*** RECORDS SHOWN Section Begins ***

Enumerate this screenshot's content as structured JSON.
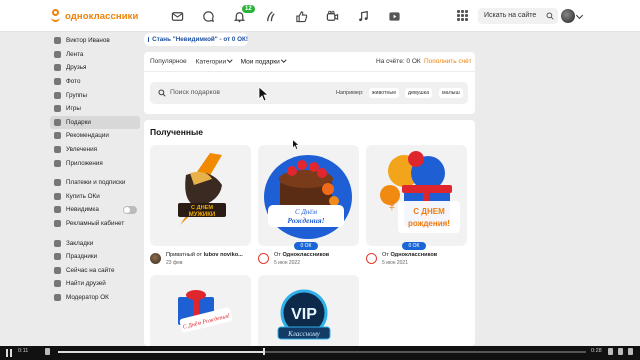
{
  "app": {
    "logo_text": "одноклассники",
    "brand_color": "#ee8208",
    "link_color": "#1a66d6"
  },
  "topnav": {
    "icons": [
      "mail-icon",
      "chat-icon",
      "bell-icon",
      "guests-icon",
      "like-icon",
      "video-icon",
      "music-icon",
      "play-icon"
    ],
    "notifications_badge": "12",
    "apps_icon": "grid-icon",
    "search_placeholder": "Искать на сайте",
    "search_icon": "search-icon"
  },
  "sidebar": {
    "groups": [
      [
        {
          "label": "Виктор Иванов",
          "icon": "user-icon"
        },
        {
          "label": "Лента",
          "icon": "feed-icon"
        },
        {
          "label": "Друзья",
          "icon": "friends-icon"
        },
        {
          "label": "Фото",
          "icon": "photo-icon"
        },
        {
          "label": "Группы",
          "icon": "groups-icon"
        },
        {
          "label": "Игры",
          "icon": "games-icon"
        },
        {
          "label": "Подарки",
          "icon": "gift-icon",
          "active": true
        },
        {
          "label": "Рекомендации",
          "icon": "recommend-icon"
        },
        {
          "label": "Увлечения",
          "icon": "hobbies-icon"
        },
        {
          "label": "Приложения",
          "icon": "apps-icon"
        }
      ],
      [
        {
          "label": "Платежи и подписки",
          "icon": "payments-icon"
        },
        {
          "label": "Купить ОКи",
          "icon": "coin-icon"
        },
        {
          "label": "Невидимка",
          "icon": "invisible-icon",
          "toggle": true,
          "toggle_on": false
        },
        {
          "label": "Рекламный кабинет",
          "icon": "ads-icon"
        }
      ],
      [
        {
          "label": "Закладки",
          "icon": "bookmark-icon"
        },
        {
          "label": "Праздники",
          "icon": "holiday-icon"
        },
        {
          "label": "Сейчас на сайте",
          "icon": "online-icon"
        },
        {
          "label": "Найти друзей",
          "icon": "find-friends-icon"
        },
        {
          "label": "Модератор ОК",
          "icon": "moderator-icon"
        }
      ]
    ]
  },
  "promo": {
    "text": "Стань \"Невидимкой\" - от 0 ОК!"
  },
  "gifts": {
    "tabs": [
      {
        "label": "Популярное",
        "dropdown": false
      },
      {
        "label": "Категории",
        "dropdown": true
      },
      {
        "label": "Мои подарки",
        "dropdown": true,
        "active": true
      }
    ],
    "balance": "На счёте: 0 ОК",
    "topup": "Пополнить счёт",
    "search_placeholder": "Поиск подарков",
    "example_label": "Например:",
    "chips": [
      "животные",
      "девушка",
      "малыш"
    ]
  },
  "received": {
    "title": "Полученные",
    "cards": [
      {
        "art": "Строительный мужик",
        "from_prefix": "Приватный от ",
        "from_name": "lubov noviko...",
        "date": "23 фев",
        "price": ""
      },
      {
        "art": "С Днем Рождения!",
        "from_prefix": "От ",
        "from_name": "Одноклассников",
        "date": "5 июн 2022",
        "price": "0 ОК"
      },
      {
        "art": "С Днем Рождения!",
        "from_prefix": "От ",
        "from_name": "Одноклассников",
        "date": "5 июн 2021",
        "price": "0 ОК"
      },
      {
        "art": "С Днём Рождения!",
        "from_prefix": "",
        "from_name": "",
        "date": "",
        "price": ""
      },
      {
        "art": "VIP Классному",
        "from_prefix": "",
        "from_name": "",
        "date": "",
        "price": ""
      }
    ]
  },
  "video": {
    "elapsed": "0:11",
    "duration": "0:28",
    "progress": 0.39
  }
}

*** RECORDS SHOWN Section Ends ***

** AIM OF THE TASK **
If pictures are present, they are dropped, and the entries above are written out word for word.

** ANSWER SPACE **
Enumerate this screenshot's content as structured JSON.
{
  "app": {
    "logo_text": "одноклассники",
    "brand_color": "#ee8208",
    "link_color": "#1a66d6"
  },
  "topnav": {
    "icons": [
      "mail-icon",
      "chat-icon",
      "bell-icon",
      "guests-icon",
      "like-icon",
      "video-icon",
      "music-icon",
      "play-icon"
    ],
    "notifications_badge": "12",
    "apps_icon": "grid-icon",
    "search_placeholder": "Искать на сайте",
    "search_icon": "search-icon"
  },
  "sidebar": {
    "groups": [
      [
        {
          "label": "Виктор Иванов",
          "icon": "user-icon"
        },
        {
          "label": "Лента",
          "icon": "feed-icon"
        },
        {
          "label": "Друзья",
          "icon": "friends-icon"
        },
        {
          "label": "Фото",
          "icon": "photo-icon"
        },
        {
          "label": "Группы",
          "icon": "groups-icon"
        },
        {
          "label": "Игры",
          "icon": "games-icon"
        },
        {
          "label": "Подарки",
          "icon": "gift-icon",
          "active": true
        },
        {
          "label": "Рекомендации",
          "icon": "recommend-icon"
        },
        {
          "label": "Увлечения",
          "icon": "hobbies-icon"
        },
        {
          "label": "Приложения",
          "icon": "apps-icon"
        }
      ],
      [
        {
          "label": "Платежи и подписки",
          "icon": "payments-icon"
        },
        {
          "label": "Купить ОКи",
          "icon": "coin-icon"
        },
        {
          "label": "Невидимка",
          "icon": "invisible-icon",
          "toggle": true,
          "toggle_on": false
        },
        {
          "label": "Рекламный кабинет",
          "icon": "ads-icon"
        }
      ],
      [
        {
          "label": "Закладки",
          "icon": "bookmark-icon"
        },
        {
          "label": "Праздники",
          "icon": "holiday-icon"
        },
        {
          "label": "Сейчас на сайте",
          "icon": "online-icon"
        },
        {
          "label": "Найти друзей",
          "icon": "find-friends-icon"
        },
        {
          "label": "Модератор ОК",
          "icon": "moderator-icon"
        }
      ]
    ]
  },
  "promo": {
    "text": "Стань \"Невидимкой\" - от 0 ОК!"
  },
  "gifts": {
    "tabs": [
      {
        "label": "Популярное",
        "dropdown": false
      },
      {
        "label": "Категории",
        "dropdown": true
      },
      {
        "label": "Мои подарки",
        "dropdown": true,
        "active": true
      }
    ],
    "balance": "На счёте: 0 ОК",
    "topup": "Пополнить счёт",
    "search_placeholder": "Поиск подарков",
    "example_label": "Например:",
    "chips": [
      "животные",
      "девушка",
      "малыш"
    ]
  },
  "received": {
    "title": "Полученные",
    "cards": [
      {
        "art": "Строительный мужик",
        "from_prefix": "Приватный от ",
        "from_name": "lubov noviko...",
        "date": "23 фев",
        "price": ""
      },
      {
        "art": "С Днем Рождения!",
        "from_prefix": "От ",
        "from_name": "Одноклассников",
        "date": "5 июн 2022",
        "price": "0 ОК"
      },
      {
        "art": "С Днем Рождения!",
        "from_prefix": "От ",
        "from_name": "Одноклассников",
        "date": "5 июн 2021",
        "price": "0 ОК"
      },
      {
        "art": "С Днём Рождения!",
        "from_prefix": "",
        "from_name": "",
        "date": "",
        "price": ""
      },
      {
        "art": "VIP Классному",
        "from_prefix": "",
        "from_name": "",
        "date": "",
        "price": ""
      }
    ]
  },
  "video": {
    "elapsed": "0:11",
    "duration": "0:28",
    "progress": 0.39
  }
}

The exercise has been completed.